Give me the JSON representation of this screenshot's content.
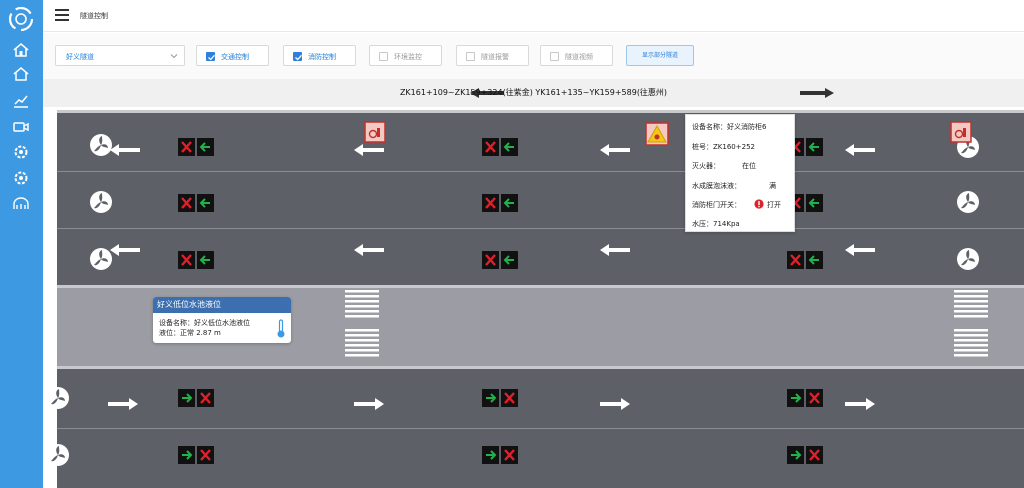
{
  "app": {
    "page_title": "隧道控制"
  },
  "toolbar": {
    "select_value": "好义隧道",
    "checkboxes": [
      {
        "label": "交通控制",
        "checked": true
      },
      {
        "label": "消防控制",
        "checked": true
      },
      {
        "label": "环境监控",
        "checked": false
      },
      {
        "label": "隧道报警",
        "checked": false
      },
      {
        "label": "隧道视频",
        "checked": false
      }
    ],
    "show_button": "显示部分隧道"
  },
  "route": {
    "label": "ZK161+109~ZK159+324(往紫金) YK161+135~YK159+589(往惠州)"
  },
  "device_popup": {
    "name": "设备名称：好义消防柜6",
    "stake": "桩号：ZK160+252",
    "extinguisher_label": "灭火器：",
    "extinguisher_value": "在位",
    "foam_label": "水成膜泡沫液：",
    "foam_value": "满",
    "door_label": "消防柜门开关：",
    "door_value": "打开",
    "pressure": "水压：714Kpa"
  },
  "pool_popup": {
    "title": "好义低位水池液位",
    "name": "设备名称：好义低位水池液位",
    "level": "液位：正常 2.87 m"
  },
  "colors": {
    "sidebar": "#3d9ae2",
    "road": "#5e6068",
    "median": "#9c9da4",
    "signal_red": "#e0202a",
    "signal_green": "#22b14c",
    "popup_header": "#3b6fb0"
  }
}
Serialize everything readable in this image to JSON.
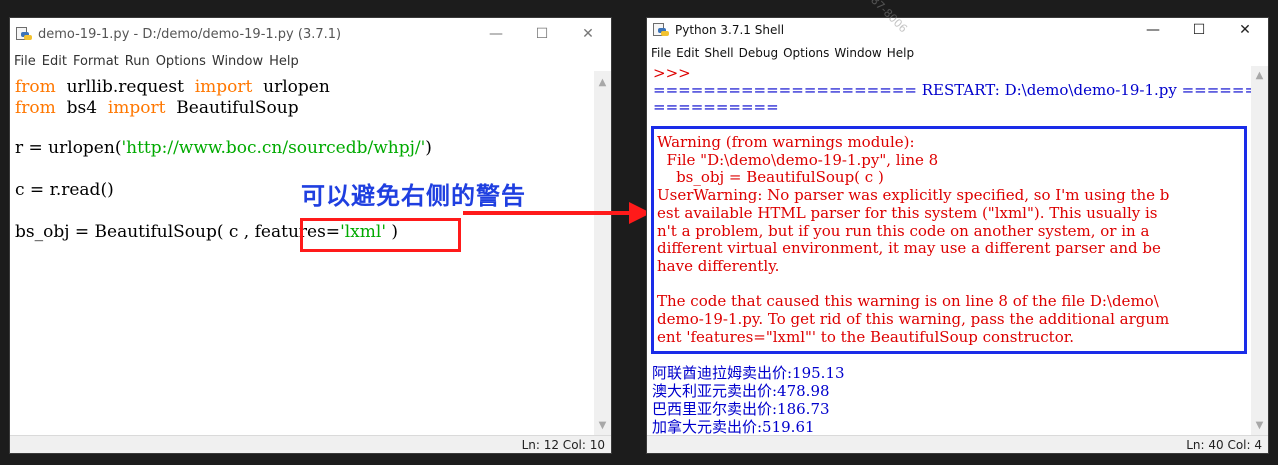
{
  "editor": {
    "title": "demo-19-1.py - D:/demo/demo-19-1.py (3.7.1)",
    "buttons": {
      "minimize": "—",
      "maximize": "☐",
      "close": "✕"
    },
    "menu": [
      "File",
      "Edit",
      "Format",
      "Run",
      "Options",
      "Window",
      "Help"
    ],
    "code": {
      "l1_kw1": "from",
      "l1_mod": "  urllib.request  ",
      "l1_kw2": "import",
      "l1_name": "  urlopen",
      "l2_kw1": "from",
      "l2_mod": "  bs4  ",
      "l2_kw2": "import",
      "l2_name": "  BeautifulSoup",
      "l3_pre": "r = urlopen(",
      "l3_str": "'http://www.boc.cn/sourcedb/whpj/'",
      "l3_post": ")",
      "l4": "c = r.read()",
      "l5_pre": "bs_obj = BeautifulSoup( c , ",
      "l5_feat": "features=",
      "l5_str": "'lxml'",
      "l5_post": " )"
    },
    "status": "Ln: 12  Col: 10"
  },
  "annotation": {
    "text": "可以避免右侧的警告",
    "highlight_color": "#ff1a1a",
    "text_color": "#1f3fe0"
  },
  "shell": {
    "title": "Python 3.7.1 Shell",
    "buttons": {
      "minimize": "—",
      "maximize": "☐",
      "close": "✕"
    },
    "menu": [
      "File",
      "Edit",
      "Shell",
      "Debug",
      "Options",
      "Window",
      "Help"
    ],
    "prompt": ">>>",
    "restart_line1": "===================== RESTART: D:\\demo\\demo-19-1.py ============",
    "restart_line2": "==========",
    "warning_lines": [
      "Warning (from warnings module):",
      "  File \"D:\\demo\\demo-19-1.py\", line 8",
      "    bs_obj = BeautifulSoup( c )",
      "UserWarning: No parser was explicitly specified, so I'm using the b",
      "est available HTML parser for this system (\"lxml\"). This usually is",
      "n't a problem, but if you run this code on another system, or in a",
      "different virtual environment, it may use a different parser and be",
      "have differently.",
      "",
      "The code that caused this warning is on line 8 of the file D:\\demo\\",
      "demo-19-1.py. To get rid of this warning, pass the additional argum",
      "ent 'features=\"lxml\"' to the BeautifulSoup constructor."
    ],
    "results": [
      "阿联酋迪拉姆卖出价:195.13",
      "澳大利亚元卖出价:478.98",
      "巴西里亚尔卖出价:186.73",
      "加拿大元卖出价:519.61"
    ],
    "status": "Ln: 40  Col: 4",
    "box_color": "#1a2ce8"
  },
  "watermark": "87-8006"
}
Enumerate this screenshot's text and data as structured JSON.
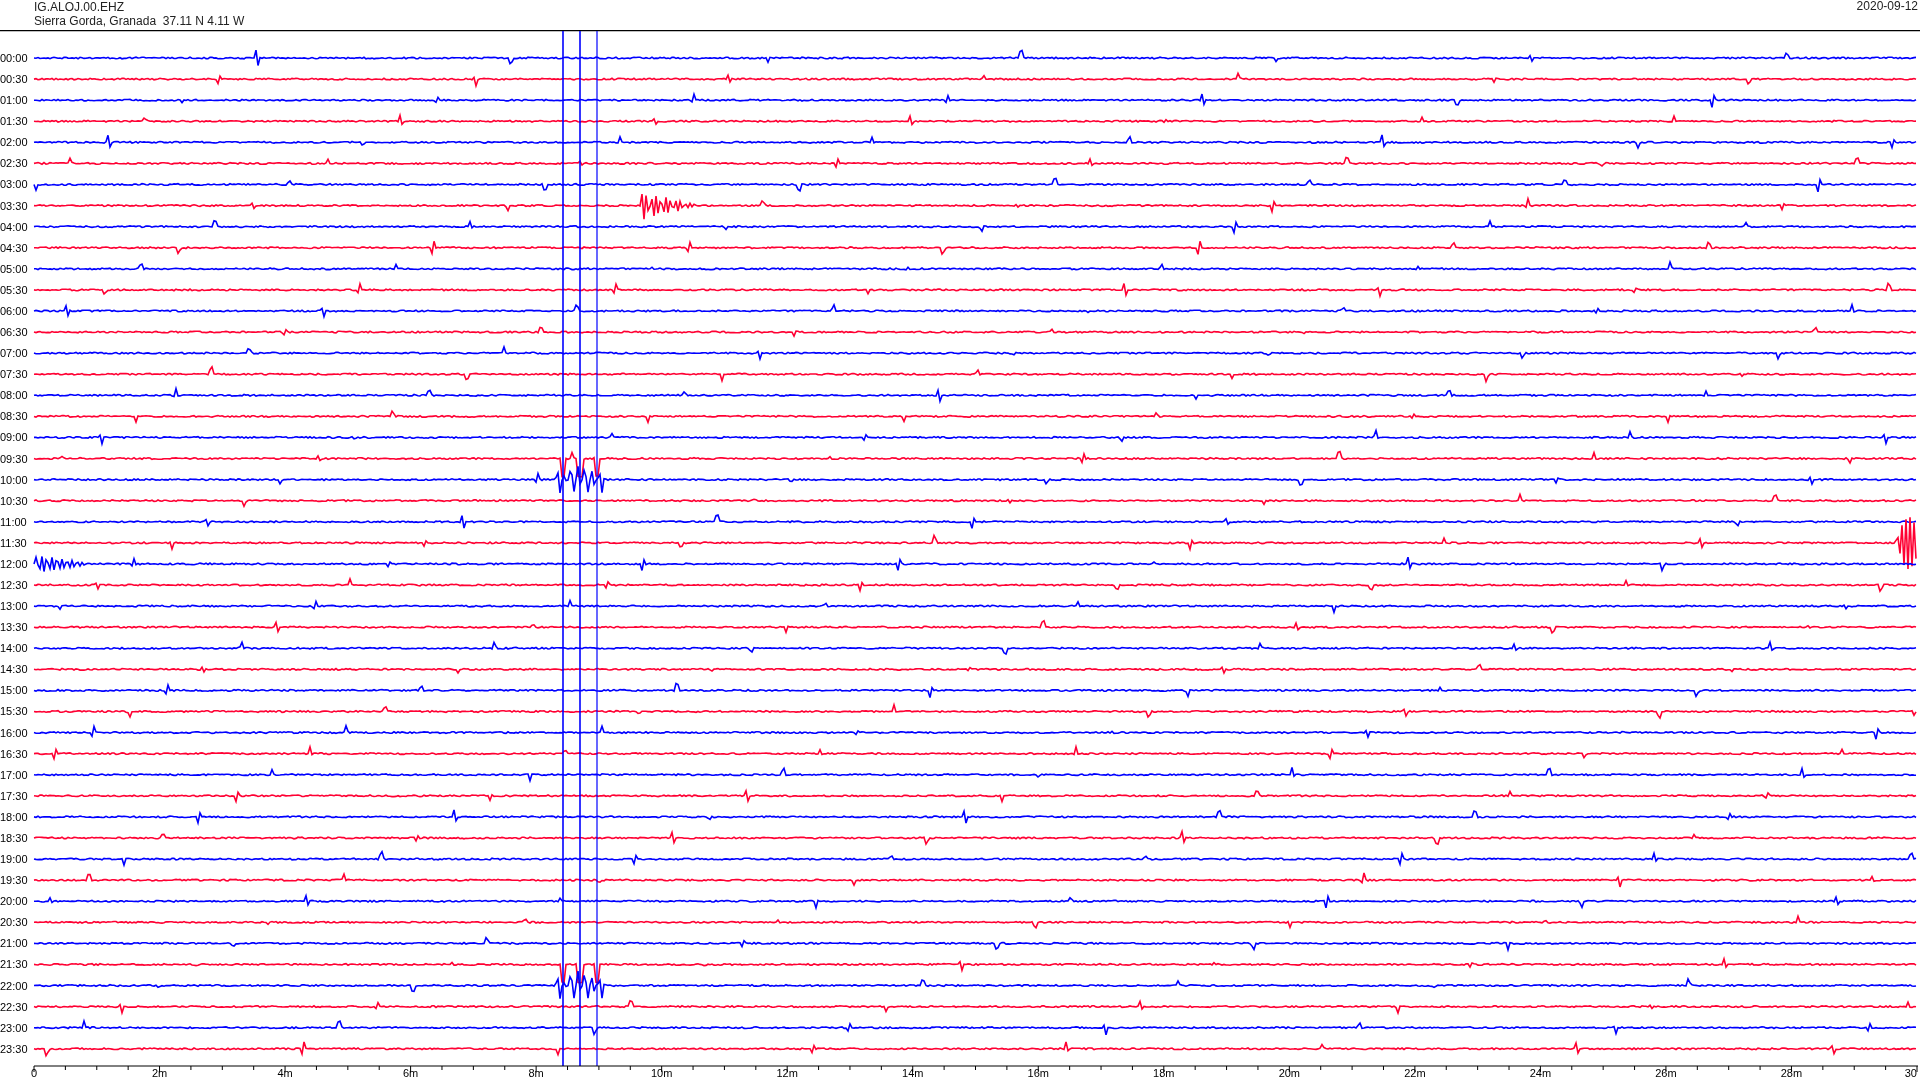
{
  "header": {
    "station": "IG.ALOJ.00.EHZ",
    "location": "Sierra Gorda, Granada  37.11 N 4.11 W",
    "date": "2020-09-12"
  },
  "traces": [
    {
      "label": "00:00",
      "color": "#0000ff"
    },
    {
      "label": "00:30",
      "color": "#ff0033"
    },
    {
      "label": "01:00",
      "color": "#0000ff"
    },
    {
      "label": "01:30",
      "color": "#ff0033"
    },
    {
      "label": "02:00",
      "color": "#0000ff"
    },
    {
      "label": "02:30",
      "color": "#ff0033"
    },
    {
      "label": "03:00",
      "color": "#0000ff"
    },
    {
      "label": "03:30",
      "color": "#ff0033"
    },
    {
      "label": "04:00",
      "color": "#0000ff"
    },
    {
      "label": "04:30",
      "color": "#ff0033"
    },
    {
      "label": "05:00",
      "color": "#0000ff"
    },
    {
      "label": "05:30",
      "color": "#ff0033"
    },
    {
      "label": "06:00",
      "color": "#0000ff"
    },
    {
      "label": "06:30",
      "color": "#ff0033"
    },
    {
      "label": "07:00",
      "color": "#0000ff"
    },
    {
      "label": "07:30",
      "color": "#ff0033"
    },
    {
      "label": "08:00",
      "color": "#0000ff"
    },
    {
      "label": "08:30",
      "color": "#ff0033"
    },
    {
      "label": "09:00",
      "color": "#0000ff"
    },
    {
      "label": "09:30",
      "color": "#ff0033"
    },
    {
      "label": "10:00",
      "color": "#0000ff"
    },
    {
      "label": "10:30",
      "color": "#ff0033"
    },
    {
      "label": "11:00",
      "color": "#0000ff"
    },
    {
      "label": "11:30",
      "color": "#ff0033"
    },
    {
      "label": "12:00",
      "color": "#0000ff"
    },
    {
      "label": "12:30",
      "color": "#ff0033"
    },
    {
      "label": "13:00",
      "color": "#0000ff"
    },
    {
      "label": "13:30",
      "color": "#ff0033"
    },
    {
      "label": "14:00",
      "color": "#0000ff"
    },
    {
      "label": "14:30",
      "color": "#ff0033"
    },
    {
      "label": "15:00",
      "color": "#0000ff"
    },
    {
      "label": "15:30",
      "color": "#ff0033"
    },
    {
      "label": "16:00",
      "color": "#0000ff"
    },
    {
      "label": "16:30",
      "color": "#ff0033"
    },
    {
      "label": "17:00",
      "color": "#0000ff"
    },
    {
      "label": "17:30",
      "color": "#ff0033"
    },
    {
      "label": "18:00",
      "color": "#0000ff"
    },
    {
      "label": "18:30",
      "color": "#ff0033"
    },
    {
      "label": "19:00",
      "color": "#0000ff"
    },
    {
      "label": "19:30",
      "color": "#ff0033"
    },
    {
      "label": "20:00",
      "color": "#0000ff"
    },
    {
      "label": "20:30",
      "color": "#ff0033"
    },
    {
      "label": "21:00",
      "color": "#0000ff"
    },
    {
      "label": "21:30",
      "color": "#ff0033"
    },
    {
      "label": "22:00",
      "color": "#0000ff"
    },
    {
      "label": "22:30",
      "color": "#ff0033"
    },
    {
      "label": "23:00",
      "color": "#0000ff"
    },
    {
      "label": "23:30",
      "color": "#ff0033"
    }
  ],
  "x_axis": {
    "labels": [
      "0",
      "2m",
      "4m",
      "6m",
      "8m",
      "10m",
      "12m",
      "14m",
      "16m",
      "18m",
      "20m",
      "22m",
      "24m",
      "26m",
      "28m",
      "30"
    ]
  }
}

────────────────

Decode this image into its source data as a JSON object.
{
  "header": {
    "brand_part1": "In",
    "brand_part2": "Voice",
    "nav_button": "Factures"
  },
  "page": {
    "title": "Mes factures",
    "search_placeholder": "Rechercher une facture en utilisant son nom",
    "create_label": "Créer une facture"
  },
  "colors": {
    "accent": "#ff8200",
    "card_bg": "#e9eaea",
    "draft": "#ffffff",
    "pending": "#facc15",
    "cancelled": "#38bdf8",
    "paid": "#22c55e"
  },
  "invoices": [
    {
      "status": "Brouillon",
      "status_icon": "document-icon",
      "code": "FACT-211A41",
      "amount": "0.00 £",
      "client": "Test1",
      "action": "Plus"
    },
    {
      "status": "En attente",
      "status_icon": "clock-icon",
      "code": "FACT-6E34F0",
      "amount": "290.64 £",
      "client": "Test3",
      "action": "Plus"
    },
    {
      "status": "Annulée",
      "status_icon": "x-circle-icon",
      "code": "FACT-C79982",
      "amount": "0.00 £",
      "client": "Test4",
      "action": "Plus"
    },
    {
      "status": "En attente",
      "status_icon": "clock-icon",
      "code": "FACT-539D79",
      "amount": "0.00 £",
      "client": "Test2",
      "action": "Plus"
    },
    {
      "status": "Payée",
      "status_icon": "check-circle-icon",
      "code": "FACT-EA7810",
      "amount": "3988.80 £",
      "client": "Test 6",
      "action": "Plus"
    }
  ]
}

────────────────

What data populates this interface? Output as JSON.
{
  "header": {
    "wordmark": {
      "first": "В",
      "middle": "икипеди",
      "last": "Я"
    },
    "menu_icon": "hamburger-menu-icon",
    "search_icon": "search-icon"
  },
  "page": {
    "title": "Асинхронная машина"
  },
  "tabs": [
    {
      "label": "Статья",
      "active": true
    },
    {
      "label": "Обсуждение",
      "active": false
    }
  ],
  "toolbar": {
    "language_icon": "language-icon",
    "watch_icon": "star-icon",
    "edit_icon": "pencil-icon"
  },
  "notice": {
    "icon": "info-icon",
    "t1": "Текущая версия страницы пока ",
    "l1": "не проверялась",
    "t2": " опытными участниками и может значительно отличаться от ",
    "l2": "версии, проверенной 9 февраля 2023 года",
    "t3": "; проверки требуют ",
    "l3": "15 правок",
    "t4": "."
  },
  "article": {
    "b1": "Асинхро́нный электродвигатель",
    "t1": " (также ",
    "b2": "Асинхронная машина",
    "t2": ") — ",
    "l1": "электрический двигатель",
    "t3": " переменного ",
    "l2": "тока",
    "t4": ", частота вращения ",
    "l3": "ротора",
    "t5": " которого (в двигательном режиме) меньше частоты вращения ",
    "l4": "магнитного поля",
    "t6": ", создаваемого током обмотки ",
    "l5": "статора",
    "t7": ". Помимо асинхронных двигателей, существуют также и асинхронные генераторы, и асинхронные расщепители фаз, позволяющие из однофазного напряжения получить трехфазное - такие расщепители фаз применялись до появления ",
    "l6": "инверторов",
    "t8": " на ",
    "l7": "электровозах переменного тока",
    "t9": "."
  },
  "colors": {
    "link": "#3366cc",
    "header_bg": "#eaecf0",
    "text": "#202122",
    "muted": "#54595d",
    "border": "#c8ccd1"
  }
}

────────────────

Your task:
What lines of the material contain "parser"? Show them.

Result of the task:
      "UserWarning: No parser was explicitly specified, so I'm using the b",
      "est available HTML parser for this system (\"lxml\"). This usually is",
      "different virtual environment, it may use a different parser and be",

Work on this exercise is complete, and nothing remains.